Northwestern's best play: Drop the appeal, negotiate with players
APR 01, 2014 3:00p ET
According to an NLRB ruling, Northwestern's football players are employees who can join a union and negotiate for better benefits than they presently receive. You can read my analysis of that ruling here.
Northwestern plans an appeal of the decision, and if the appeal board upholds the ruling that football players are employees, the school would likely take the case to federal court and challenge the opinion there. So far every Northwestern response has been premised on the school fighting the designation rather than bargaining in good faith with the union, as they are required to do under federal law.
Which leaves me with an interesting question: Why can't Northwestern just accept the ruling and negotiate with its players on a new scholarship plan?
If Northwestern did this, irony of all ironies, the Wildcats would be able to offer legal benefits that no other school could offer. What if, say, Northwestern agreed to give players $10,000 cash a year and better medical coverage? Ten thousand dollars per player would equate to $850,000 a year. That's a drop in the bucket given Big Ten football revenues. Better medical coverage would, honestly, cost the university virtually nothing since it already treats all medical issues in-house.
In the process, Northwestern would defray millions in court costs, save years of legal fighting against its own players and, most significantly, gain a recruiting advantage over every other school in the country.
Right now Northwestern can offer something that no one else in the country can offer: It can legally pay football players to play football for the school.
Sure, the NCAA would be upset, but what do you want Northwestern to do, not comply with federal law? The NCAA is a voluntary organization -- its rules have no force of law. Northwestern already fought the employee designation and lost. Why risk taking the case all the way to the Supreme Court and losing there, too?
In reality, it might be better for the NCAA if Northwestern doesn't fight. Right now there's legal uncertainty as to what the ruling means. Once you pursue this case through the entire NLRB appeals process and throughout the court system, all uncertainty is lost. Sure, you might get a reversal of the employee determination, but what if you lose?
Think losing a Supreme Court case about college football isn't a big deal to the NCAA? Go back and look at what happened in 1984 when the NCAA lost the ability to control television rights. Other than setting rules for all athletes, the NCAA now has no role whatsoever in college football. If this ruling is ratified by the nation's highest court, then the NCAA is dead.
What's more, this is just the beginning of the litigation. We're talking a decade or more of uncertainty, a mess of unholy proportions, all unspooling from a single school's players challenging the status quo and then Northwestern challenging those players' victory.
So why not flip the script and accept the ruling? Why not be smarter and use this ruling as a competitive advantage for your football team? Negotiate with the Northwestern football players and agree to give them a better deal than they receive right now.
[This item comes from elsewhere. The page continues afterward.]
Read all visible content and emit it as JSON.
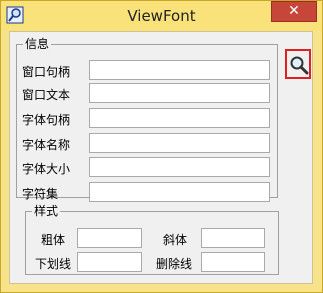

Now that Northwestern's football players are employees, your collective bargaining is protected by law, so you can't be successfully sued for the results that emerge from those negotiations.
Give your football players a better deal than they can get anywhere else, announce that while you disagree that they are employees you respect the decision of the NLRB and have decided to avoid the protracted expense and unnecessary outcome of challenging the ruling in court, and then reap the benefits of your decision.
Immediately every football player in the country will know that Northwestern cares about its players and wants to take care of them better than any other program in America. They'll also know that Northwestern can legally give them a better deal to play football than any other school in the country. It's the best recruiting advertising possible. Sure, copycats might emerge, but the number of private schools subject to the NLRB is small, and the likelihood of state schools being able to replicate Northwestern's legal victory is small.
The irony of Stanford, Vanderbilt, Duke and other private schools that aren't known as football factories suddenly stealing a recruiting march on the big state football schools is hysterically entertaining. Would $10,000 or more change a prospective recruit's mind about where to go to school? It might. And if it doesn't, at least you've put your best offer forward, an offer that no one else can match.
So why can't Northwestern, a school long known for progressive and intelligent thought, make the smart decision here and negotiate a new deal with its football players?
Sometimes the smartest play is not fighting at all.